───── Record excerpts ─────

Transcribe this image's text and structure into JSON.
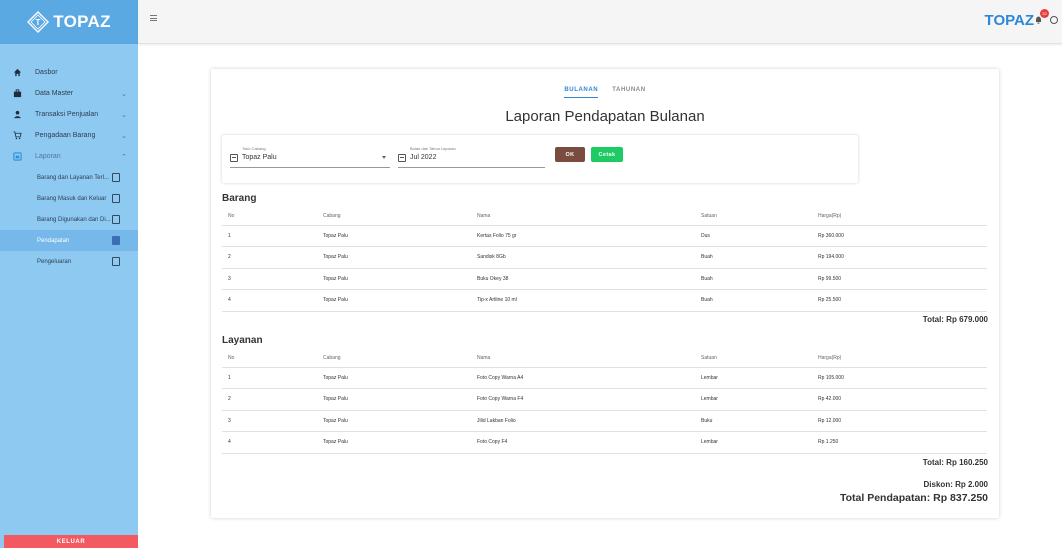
{
  "app": {
    "brand": "TOPAZ",
    "brand_logo_letter": "T",
    "notification_count": "32"
  },
  "sidebar": {
    "menu": [
      {
        "label": "Dasbor",
        "icon": "home-icon"
      },
      {
        "label": "Data Master",
        "icon": "briefcase-icon",
        "expandable": true
      },
      {
        "label": "Transaksi Penjualan",
        "icon": "person-icon",
        "expandable": true
      },
      {
        "label": "Pengadaan Barang",
        "icon": "cart-icon",
        "expandable": true
      },
      {
        "label": "Laporan",
        "icon": "report-icon",
        "expanded": true
      }
    ],
    "sub_items": [
      {
        "label": "Barang dan Layanan Terl..."
      },
      {
        "label": "Barang Masuk dan Keluar"
      },
      {
        "label": "Barang Digunakan dan Di..."
      },
      {
        "label": "Pendapatan",
        "selected": true
      },
      {
        "label": "Pengeluaran"
      }
    ],
    "logout_label": "KELUAR"
  },
  "tabs": [
    {
      "label": "BULANAN",
      "active": true
    },
    {
      "label": "TAHUNAN",
      "active": false
    }
  ],
  "report_title": "Laporan Pendapatan Bulanan",
  "filters": {
    "branch_label": "Toko Cabang",
    "branch_value": "Topaz Palu",
    "period_label": "Bulan dan Tahun Laporan",
    "period_value": "Jul 2022",
    "ok_label": "OK",
    "print_label": "Cetak"
  },
  "columns": {
    "no": "No",
    "cabang": "Cabang",
    "nama": "Nama",
    "satuan": "Satuan",
    "harga": "Harga(Rp)"
  },
  "barang": {
    "title": "Barang",
    "rows": [
      {
        "no": "1",
        "cabang": "Topaz Palu",
        "nama": "Kertas Folio 75 gr",
        "satuan": "Dus",
        "harga": "Rp 360.000"
      },
      {
        "no": "2",
        "cabang": "Topaz Palu",
        "nama": "Sandisk 8Gb",
        "satuan": "Buah",
        "harga": "Rp 194.000"
      },
      {
        "no": "3",
        "cabang": "Topaz Palu",
        "nama": "Buku Okey 38",
        "satuan": "Buah",
        "harga": "Rp 99.500"
      },
      {
        "no": "4",
        "cabang": "Topaz Palu",
        "nama": "Tip-x Artline 10 ml",
        "satuan": "Buah",
        "harga": "Rp 25.500"
      }
    ],
    "total": "Total: Rp 679.000"
  },
  "layanan": {
    "title": "Layanan",
    "rows": [
      {
        "no": "1",
        "cabang": "Topaz Palu",
        "nama": "Foto Copy Warna A4",
        "satuan": "Lembar",
        "harga": "Rp 105.000"
      },
      {
        "no": "2",
        "cabang": "Topaz Palu",
        "nama": "Foto Copy Warna F4",
        "satuan": "Lembar",
        "harga": "Rp 42.000"
      },
      {
        "no": "3",
        "cabang": "Topaz Palu",
        "nama": "Jilid Lakban Folio",
        "satuan": "Buku",
        "harga": "Rp 12.000"
      },
      {
        "no": "4",
        "cabang": "Topaz Palu",
        "nama": "Foto Copy F4",
        "satuan": "Lembar",
        "harga": "Rp 1.250"
      }
    ],
    "total": "Total: Rp 160.250"
  },
  "discount": "Diskon: Rp 2.000",
  "grand_total": "Total Pendapatan: Rp 837.250"
}
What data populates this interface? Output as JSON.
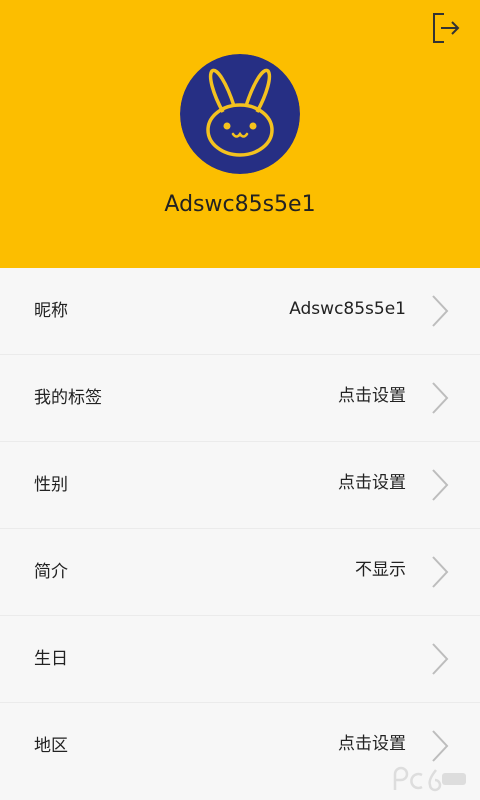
{
  "header": {
    "background_color": "#fcbe00",
    "logout_icon": "logout-icon",
    "avatar_icon": "bunny-avatar-icon",
    "username": "Adswc85s5e1"
  },
  "rows": [
    {
      "label": "昵称",
      "value": "Adswc85s5e1"
    },
    {
      "label": "我的标签",
      "value": "点击设置"
    },
    {
      "label": "性别",
      "value": "点击设置"
    },
    {
      "label": "简介",
      "value": "不显示"
    },
    {
      "label": "生日",
      "value": ""
    },
    {
      "label": "地区",
      "value": "点击设置"
    }
  ],
  "chevron_icon": "chevron-right-icon",
  "watermark_icon": "pc6-logo-watermark"
}
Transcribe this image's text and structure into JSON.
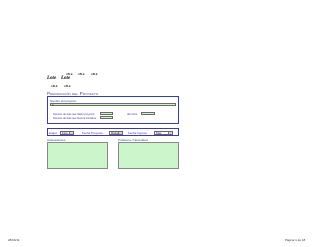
{
  "header": {
    "small_labels_row1": [
      "ABLE",
      "ABLE",
      "ABLE"
    ],
    "logo_left": "Lote",
    "logo_right": "Lote",
    "small_labels_row2": [
      "ABLE",
      "ABLE"
    ]
  },
  "section": {
    "title": "Preparación del Proyecto"
  },
  "project": {
    "name_label": "Nombre del proyecto:",
    "name_value": "0",
    "row1_label": "Número de días que faltan proyecto:",
    "row2_label": "Número de días que lleva la iniciativa:",
    "right_label": "día inicio:"
  },
  "band": {
    "etapa_label": "Etapa",
    "etapa_value": "Inicio",
    "fecha_label": "Fecha Proyecto",
    "fecha_value": "Mockups",
    "fecha_ingreso_label": "Fecha Ingreso",
    "fecha_ingreso_value": "Fase"
  },
  "areas": {
    "left_title": "Antecedentes",
    "right_title": "Problema / Necesidad"
  },
  "footer": {
    "left": "28/04/11",
    "right": "Página 1 de 18"
  }
}
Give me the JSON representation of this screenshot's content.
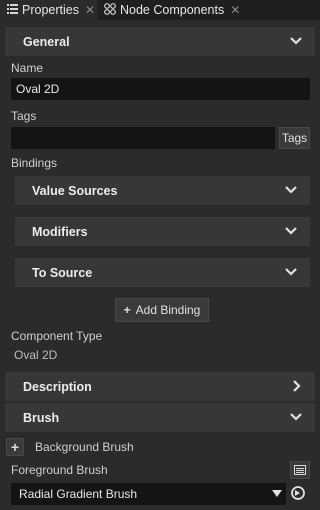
{
  "tabs": [
    {
      "label": "Properties",
      "icon": "list-icon",
      "active": true
    },
    {
      "label": "Node Components",
      "icon": "components-icon",
      "active": false
    }
  ],
  "general": {
    "title": "General",
    "name_label": "Name",
    "name_value": "Oval 2D",
    "tags_label": "Tags",
    "tags_value": "",
    "tags_button": "Tags",
    "bindings_label": "Bindings",
    "binding_sections": [
      "Value Sources",
      "Modifiers",
      "To Source"
    ],
    "add_binding": "Add Binding",
    "component_type_label": "Component Type",
    "component_type_value": "Oval 2D"
  },
  "description": {
    "title": "Description"
  },
  "brush": {
    "title": "Brush",
    "background_label": "Background Brush",
    "foreground_label": "Foreground Brush",
    "foreground_value": "Radial Gradient Brush"
  },
  "colors": {
    "accent": "#373737",
    "field": "#141414",
    "background": "#2b2b2b"
  }
}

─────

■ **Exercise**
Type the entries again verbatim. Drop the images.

■ **Written response**
Transcribe this image's text and structure into JSON.
{
  "app": {
    "brand": "TOPAZ",
    "brand_logo_letter": "T",
    "notification_count": "32"
  },
  "sidebar": {
    "menu": [
      {
        "label": "Dasbor",
        "icon": "home-icon"
      },
      {
        "label": "Data Master",
        "icon": "briefcase-icon",
        "expandable": true
      },
      {
        "label": "Transaksi Penjualan",
        "icon": "person-icon",
        "expandable": true
      },
      {
        "label": "Pengadaan Barang",
        "icon": "cart-icon",
        "expandable": true
      },
      {
        "label": "Laporan",
        "icon": "report-icon",
        "expanded": true
      }
    ],
    "sub_items": [
      {
        "label": "Barang dan Layanan Terl..."
      },
      {
        "label": "Barang Masuk dan Keluar"
      },
      {
        "label": "Barang Digunakan dan Di..."
      },
      {
        "label": "Pendapatan",
        "selected": true
      },
      {
        "label": "Pengeluaran"
      }
    ],
    "logout_label": "KELUAR"
  },
  "tabs": [
    {
      "label": "BULANAN",
      "active": true
    },
    {
      "label": "TAHUNAN",
      "active": false
    }
  ],
  "report_title": "Laporan Pendapatan Bulanan",
  "filters": {
    "branch_label": "Toko Cabang",
    "branch_value": "Topaz Palu",
    "period_label": "Bulan dan Tahun Laporan",
    "period_value": "Jul 2022",
    "ok_label": "OK",
    "print_label": "Cetak"
  },
  "columns": {
    "no": "No",
    "cabang": "Cabang",
    "nama": "Nama",
    "satuan": "Satuan",
    "harga": "Harga(Rp)"
  },
  "barang": {
    "title": "Barang",
    "rows": [
      {
        "no": "1",
        "cabang": "Topaz Palu",
        "nama": "Kertas Folio 75 gr",
        "satuan": "Dus",
        "harga": "Rp 360.000"
      },
      {
        "no": "2",
        "cabang": "Topaz Palu",
        "nama": "Sandisk 8Gb",
        "satuan": "Buah",
        "harga": "Rp 194.000"
      },
      {
        "no": "3",
        "cabang": "Topaz Palu",
        "nama": "Buku Okey 38",
        "satuan": "Buah",
        "harga": "Rp 99.500"
      },
      {
        "no": "4",
        "cabang": "Topaz Palu",
        "nama": "Tip-x Artline 10 ml",
        "satuan": "Buah",
        "harga": "Rp 25.500"
      }
    ],
    "total": "Total: Rp 679.000"
  },
  "layanan": {
    "title": "Layanan",
    "rows": [
      {
        "no": "1",
        "cabang": "Topaz Palu",
        "nama": "Foto Copy Warna A4",
        "satuan": "Lembar",
        "harga": "Rp 105.000"
      },
      {
        "no": "2",
        "cabang": "Topaz Palu",
        "nama": "Foto Copy Warna F4",
        "satuan": "Lembar",
        "harga": "Rp 42.000"
      },
      {
        "no": "3",
        "cabang": "Topaz Palu",
        "nama": "Jilid Lakban Folio",
        "satuan": "Buku",
        "harga": "Rp 12.000"
      },
      {
        "no": "4",
        "cabang": "Topaz Palu",
        "nama": "Foto Copy F4",
        "satuan": "Lembar",
        "harga": "Rp 1.250"
      }
    ],
    "total": "Total: Rp 160.250"
  },
  "discount": "Diskon: Rp 2.000",
  "grand_total": "Total Pendapatan: Rp 837.250"
}
What data populates this interface? Output as JSON.
{
  "header": {
    "background_color": "#fcbe00",
    "logout_icon": "logout-icon",
    "avatar_icon": "bunny-avatar-icon",
    "username": "Adswc85s5e1"
  },
  "rows": [
    {
      "label": "昵称",
      "value": "Adswc85s5e1"
    },
    {
      "label": "我的标签",
      "value": "点击设置"
    },
    {
      "label": "性别",
      "value": "点击设置"
    },
    {
      "label": "简介",
      "value": "不显示"
    },
    {
      "label": "生日",
      "value": ""
    },
    {
      "label": "地区",
      "value": "点击设置"
    }
  ],
  "chevron_icon": "chevron-right-icon",
  "watermark_icon": "pc6-logo-watermark"
}
Transcribe this image's text and structure into JSON.
{
  "header": {
    "small_labels_row1": [
      "ABLE",
      "ABLE",
      "ABLE"
    ],
    "logo_left": "Lote",
    "logo_right": "Lote",
    "small_labels_row2": [
      "ABLE",
      "ABLE"
    ]
  },
  "section": {
    "title": "Preparación del Proyecto"
  },
  "project": {
    "name_label": "Nombre del proyecto:",
    "name_value": "0",
    "row1_label": "Número de días que faltan proyecto:",
    "row2_label": "Número de días que lleva la iniciativa:",
    "right_label": "día inicio:"
  },
  "band": {
    "etapa_label": "Etapa",
    "etapa_value": "Inicio",
    "fecha_label": "Fecha Proyecto",
    "fecha_value": "Mockups",
    "fecha_ingreso_label": "Fecha Ingreso",
    "fecha_ingreso_value": "Fase"
  },
  "areas": {
    "left_title": "Antecedentes",
    "right_title": "Problema / Necesidad"
  },
  "footer": {
    "left": "28/04/11",
    "right": "Página 1 de 18"
  }
}
Give me the JSON representation of this screenshot's content.
{
  "tabs": [
    {
      "label": "Properties",
      "icon": "list-icon",
      "active": true
    },
    {
      "label": "Node Components",
      "icon": "components-icon",
      "active": false
    }
  ],
  "general": {
    "title": "General",
    "name_label": "Name",
    "name_value": "Oval 2D",
    "tags_label": "Tags",
    "tags_value": "",
    "tags_button": "Tags",
    "bindings_label": "Bindings",
    "binding_sections": [
      "Value Sources",
      "Modifiers",
      "To Source"
    ],
    "add_binding": "Add Binding",
    "component_type_label": "Component Type",
    "component_type_value": "Oval 2D"
  },
  "description": {
    "title": "Description"
  },
  "brush": {
    "title": "Brush",
    "background_label": "Background Brush",
    "foreground_label": "Foreground Brush",
    "foreground_value": "Radial Gradient Brush"
  },
  "colors": {
    "accent": "#373737",
    "field": "#141414",
    "background": "#2b2b2b"
  }
}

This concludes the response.